Weekly Roberts Report

US - Agricultural US Commodity Market Report by Mike Roberts, Commodity Marketing Agent, Virginia Tech.
calendar icon 24 March 2010
clock icon 4 minute read

Michael T. Roberts
Extension Agriculture Economist,
Dairy and Commodity Marketing,
NC State University

LIVE CATTLE futures on the Chicago Mercantile Exchange (CME) tumbled in market correction on Monday. The APR’10LC contract finished at $97.100/cwt; off $0.875/cwt but $1.450/cwt higher than last week at this time. JUNE’10LC futures were down $1.050/cwt at $94.075/cwt. The AUG’10LC contract closed at $91.300/cwt; off $1.175/cwt. Cash cattle selling near $97/cwt instead of the expected $98/cwt sent some traders for cover, according to a couple of floor sources. USDA put the 5-area average price at $96.27/cwt for Monday, March 22. It really looks like there is plenty of room for downside movement as cattle begin to fatten on spring pastures and more come to market on cheaper feed. Late fund buying curtailed the downward price move near closing. On Monday USDA put the choice beef price at $158.19/cwt; up $1.55/cwt and $7.40/cwt higher than a week ago. Friday’s trading set another record open interest at 355,552 contracts. According to HedgersEdge.com, the average packer margin was raised $27.25/hd from last report to a positive $45.70/hd based on the average buy of $93.48/cwt vs. the average breakeven of $97.04/cwt. Looks like a significant top may have been registered.

FEEDER CATTLE at the CME were down on Monday. The MAY’10FC contract closed up $0.100/cwt at $104.700/cwt. AUG’10FC futures closed at $110.400/cwt; off $0.625/cwt. Price weakness in live cattle, profit taking, and overpriced contracts relative the CME feeder cattle index pressured feeders. Cash feeders in Oklahoma City were steady to firm bringing $2/cwt higher prices in light trade but good demand. The CME feeder cattle index for March 18 was placed at $103.82/lb; up $0.60/lb and $1.49/lb over last report. The USDA cattle report was not viewed as much of a market mover according to several floor sources.

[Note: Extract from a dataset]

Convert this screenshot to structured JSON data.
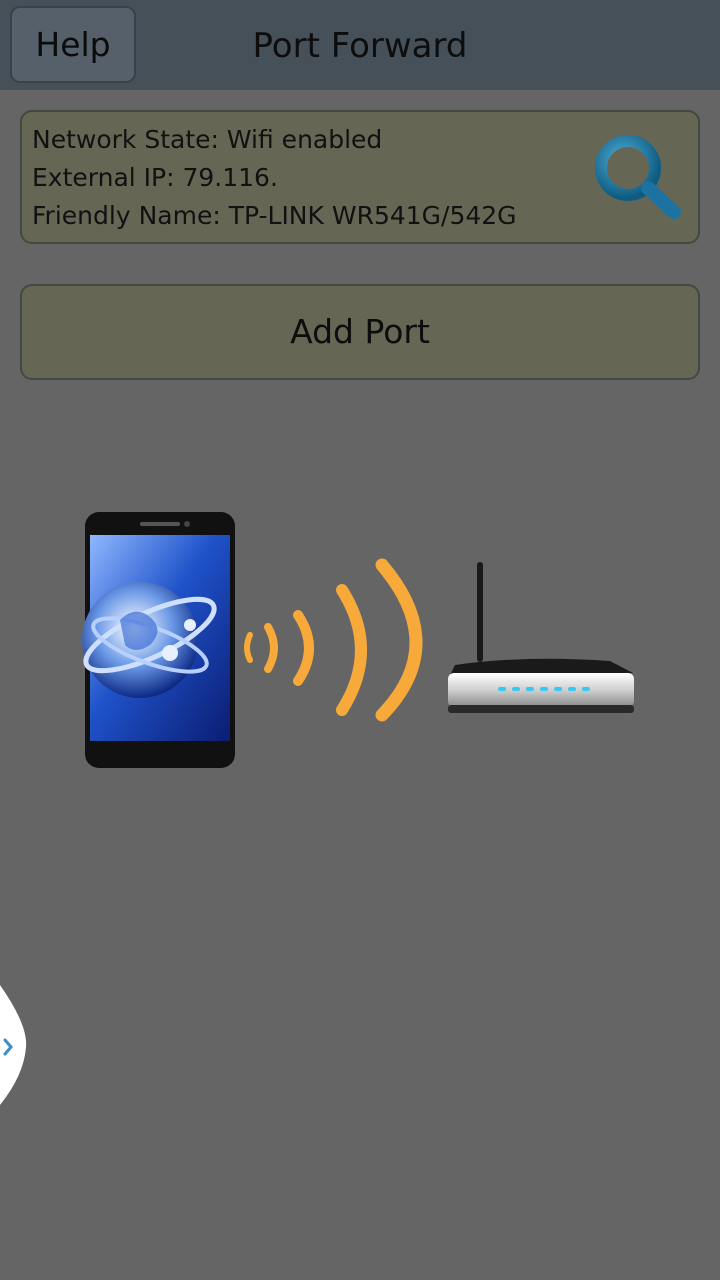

CORN futures on the Chicago Board of Trade (CBOT) were off on Monday. The MAY'10 contract closed at $3.706; off 3.75¢F/bu. DEC'10 corn futures closed off 4.25¢F/bu at $3.992/bu. Weather seen as slowing the U.S. spring planting and exports were supportive with USDA putting corn-inspected-for-export at 41.606 mi bu vs. expectations for 35-40 mi bu. In addition, spring corn harvest continues at the North Pole ƒº. Thanks to Jim Ramm, a reader in Indiana, for passing along a photo of a cold, wet corn harvest near Spring, North Dakota (Red River Valley). That¡¦s ice-water splashing up and snow still on the ground. South American corn contributing to plentiful global feed stocks and fund selling pressured on prices. Cash corn bids were steady amid no-to-slow farmer selling (Not everyone still had corn to harvest). Funds sold over 3,000 contracts cutting net long positions by 28,600 to 8,944 lots. Some sales opportunities might crop up (no pun intended) this week as technical traders contribute to market volatility.

SOYBEAN futures on the Chicago Board of Trade (CBOT) gained on Monday. The MAY’10 soybean contract closed at $9.684/bu; up 6.75¢/bu. NOV’10 futures finished even with Friday’s close at $9.456/bu up 3.75¢/bu. Short covering amid expanding fund positions contributed to market support. Funds bought over 4,000 contracts while large speculators expanded net short positions by 5,000 lots to 32,386 contracts. Exports were steady to firm influencers on price with USDA putting soybeans-inspected-for-export at 32.131 mi bu vs. expectations for 27-31 mi bu. According to several floor sources the market did not seem too concerned with the looming record-large South American soybean crop. Cash soybeans were steady amid slow farmer selling. It might be a good idea to price some of the 2010 crop if you are not already at 70 per cent sold in 2010 soybeans.

WHEAT futures in Chicago (CBOT) were up on Monday. MAY’10 futures closed at $4.864/bu; up 2.75¢/bu. The JULY’10 wheat contract closed at $4.990/bu; up 2.5¢/bu. Short covering, exports, and outside markets were supportive. USDA put wheat-inspected-for-export at 18.846 mi bu vs. expectations for 11-14 mi bu. Large global stocks and rigorous export competition continue to be unsupportive. Funds bought right at 2,000 lots while large speculators increased net-bear positions 7,100 lots to 65,923 contracts. Cold, wet weather also provided some support as it slows spring planting. Here’s another chance to get to 70 per cent sold in the 2010 crop.

August 2010 Live Cattle, March 22, 2010

TheCattleSite News Desk

© 2000 - 2024 - Global Ag Media. All Rights Reserved | No part of this site may be reproduced without permission.